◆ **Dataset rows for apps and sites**
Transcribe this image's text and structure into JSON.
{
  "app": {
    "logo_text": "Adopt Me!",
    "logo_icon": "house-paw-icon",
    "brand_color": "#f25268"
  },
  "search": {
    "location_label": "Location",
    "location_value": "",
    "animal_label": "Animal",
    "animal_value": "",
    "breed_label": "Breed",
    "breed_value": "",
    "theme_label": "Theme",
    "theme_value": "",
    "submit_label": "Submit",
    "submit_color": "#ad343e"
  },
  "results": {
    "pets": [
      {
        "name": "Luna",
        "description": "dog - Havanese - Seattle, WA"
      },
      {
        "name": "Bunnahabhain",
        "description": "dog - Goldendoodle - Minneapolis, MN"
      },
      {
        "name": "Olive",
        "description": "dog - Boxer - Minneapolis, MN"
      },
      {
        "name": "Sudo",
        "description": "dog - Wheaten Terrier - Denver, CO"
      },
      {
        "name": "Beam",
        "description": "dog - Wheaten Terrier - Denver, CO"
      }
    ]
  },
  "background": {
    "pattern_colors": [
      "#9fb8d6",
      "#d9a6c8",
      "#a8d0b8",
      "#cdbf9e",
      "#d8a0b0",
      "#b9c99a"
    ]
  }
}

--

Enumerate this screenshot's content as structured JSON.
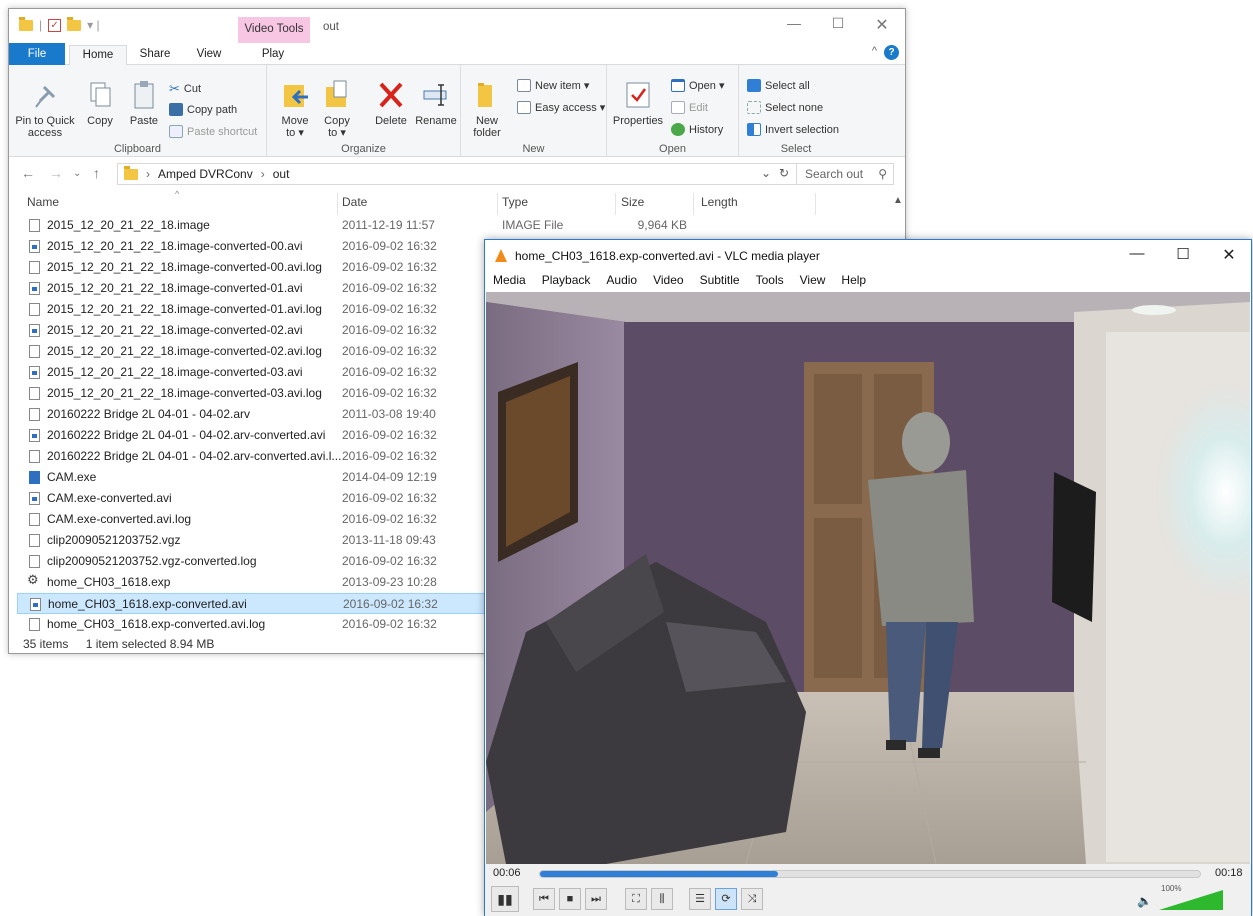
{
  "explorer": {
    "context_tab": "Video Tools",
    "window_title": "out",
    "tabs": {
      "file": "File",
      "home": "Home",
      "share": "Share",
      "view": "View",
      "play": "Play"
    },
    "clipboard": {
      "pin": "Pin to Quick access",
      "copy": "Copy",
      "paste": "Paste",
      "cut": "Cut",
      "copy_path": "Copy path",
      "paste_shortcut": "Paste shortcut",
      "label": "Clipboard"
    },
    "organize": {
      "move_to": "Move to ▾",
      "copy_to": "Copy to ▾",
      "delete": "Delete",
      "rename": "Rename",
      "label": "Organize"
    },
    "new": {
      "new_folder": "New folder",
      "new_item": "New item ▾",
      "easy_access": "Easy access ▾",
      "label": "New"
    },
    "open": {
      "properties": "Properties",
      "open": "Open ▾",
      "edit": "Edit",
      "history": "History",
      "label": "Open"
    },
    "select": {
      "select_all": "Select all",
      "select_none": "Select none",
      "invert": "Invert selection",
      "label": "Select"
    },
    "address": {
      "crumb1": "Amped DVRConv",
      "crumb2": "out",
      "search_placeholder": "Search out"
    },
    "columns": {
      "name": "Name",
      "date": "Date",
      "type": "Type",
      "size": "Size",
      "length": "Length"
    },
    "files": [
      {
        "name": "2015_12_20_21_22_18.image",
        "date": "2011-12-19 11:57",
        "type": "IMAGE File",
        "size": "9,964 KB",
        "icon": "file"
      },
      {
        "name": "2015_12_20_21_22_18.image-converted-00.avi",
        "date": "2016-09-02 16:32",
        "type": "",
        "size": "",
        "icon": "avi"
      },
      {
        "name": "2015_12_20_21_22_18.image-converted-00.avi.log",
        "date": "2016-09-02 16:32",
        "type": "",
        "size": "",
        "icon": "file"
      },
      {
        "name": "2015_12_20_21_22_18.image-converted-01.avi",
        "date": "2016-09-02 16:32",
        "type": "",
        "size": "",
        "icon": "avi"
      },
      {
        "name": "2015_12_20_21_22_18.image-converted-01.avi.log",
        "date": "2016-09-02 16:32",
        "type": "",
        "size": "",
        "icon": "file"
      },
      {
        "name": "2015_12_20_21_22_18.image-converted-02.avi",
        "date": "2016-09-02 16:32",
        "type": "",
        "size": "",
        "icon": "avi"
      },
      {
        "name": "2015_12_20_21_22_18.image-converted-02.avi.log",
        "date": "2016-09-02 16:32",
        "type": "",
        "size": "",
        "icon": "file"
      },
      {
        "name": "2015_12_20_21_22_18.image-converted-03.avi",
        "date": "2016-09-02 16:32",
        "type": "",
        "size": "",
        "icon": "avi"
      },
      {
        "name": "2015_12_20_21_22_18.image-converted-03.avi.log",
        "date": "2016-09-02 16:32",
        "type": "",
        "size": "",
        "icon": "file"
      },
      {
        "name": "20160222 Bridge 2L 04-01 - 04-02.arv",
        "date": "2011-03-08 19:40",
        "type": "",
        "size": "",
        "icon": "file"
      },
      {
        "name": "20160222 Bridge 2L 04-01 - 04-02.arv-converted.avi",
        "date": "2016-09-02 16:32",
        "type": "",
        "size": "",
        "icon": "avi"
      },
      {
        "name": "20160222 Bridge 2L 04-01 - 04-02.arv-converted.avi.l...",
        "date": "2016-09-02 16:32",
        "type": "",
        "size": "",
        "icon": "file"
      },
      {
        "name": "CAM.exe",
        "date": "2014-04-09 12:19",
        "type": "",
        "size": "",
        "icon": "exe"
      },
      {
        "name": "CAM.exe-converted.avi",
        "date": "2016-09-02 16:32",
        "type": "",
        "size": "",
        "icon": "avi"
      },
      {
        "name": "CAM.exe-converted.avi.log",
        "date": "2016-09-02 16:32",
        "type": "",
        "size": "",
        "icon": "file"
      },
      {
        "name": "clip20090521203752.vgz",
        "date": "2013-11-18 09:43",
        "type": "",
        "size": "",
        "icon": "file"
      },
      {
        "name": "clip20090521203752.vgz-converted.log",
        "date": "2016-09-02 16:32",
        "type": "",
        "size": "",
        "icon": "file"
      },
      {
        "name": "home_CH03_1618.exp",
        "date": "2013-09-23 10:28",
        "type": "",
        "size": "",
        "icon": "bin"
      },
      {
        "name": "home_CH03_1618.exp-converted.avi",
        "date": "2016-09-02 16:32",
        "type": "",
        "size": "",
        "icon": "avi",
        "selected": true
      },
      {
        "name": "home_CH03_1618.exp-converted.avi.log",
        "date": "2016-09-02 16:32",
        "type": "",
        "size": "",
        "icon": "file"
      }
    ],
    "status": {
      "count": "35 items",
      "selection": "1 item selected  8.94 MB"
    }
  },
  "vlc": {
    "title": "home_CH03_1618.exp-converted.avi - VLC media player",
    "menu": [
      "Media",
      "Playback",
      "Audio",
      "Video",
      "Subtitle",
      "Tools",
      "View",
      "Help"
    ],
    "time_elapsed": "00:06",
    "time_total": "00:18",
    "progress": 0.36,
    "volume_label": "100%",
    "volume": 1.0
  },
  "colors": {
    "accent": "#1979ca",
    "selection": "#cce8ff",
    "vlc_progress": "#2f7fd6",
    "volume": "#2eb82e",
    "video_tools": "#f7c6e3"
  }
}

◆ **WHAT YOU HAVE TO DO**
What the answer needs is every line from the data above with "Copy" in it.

◆ **TASK ANSWER**
      "copy": "Copy",
      "copy_path": "Copy path",
      "copy_to": "Copy to ▾",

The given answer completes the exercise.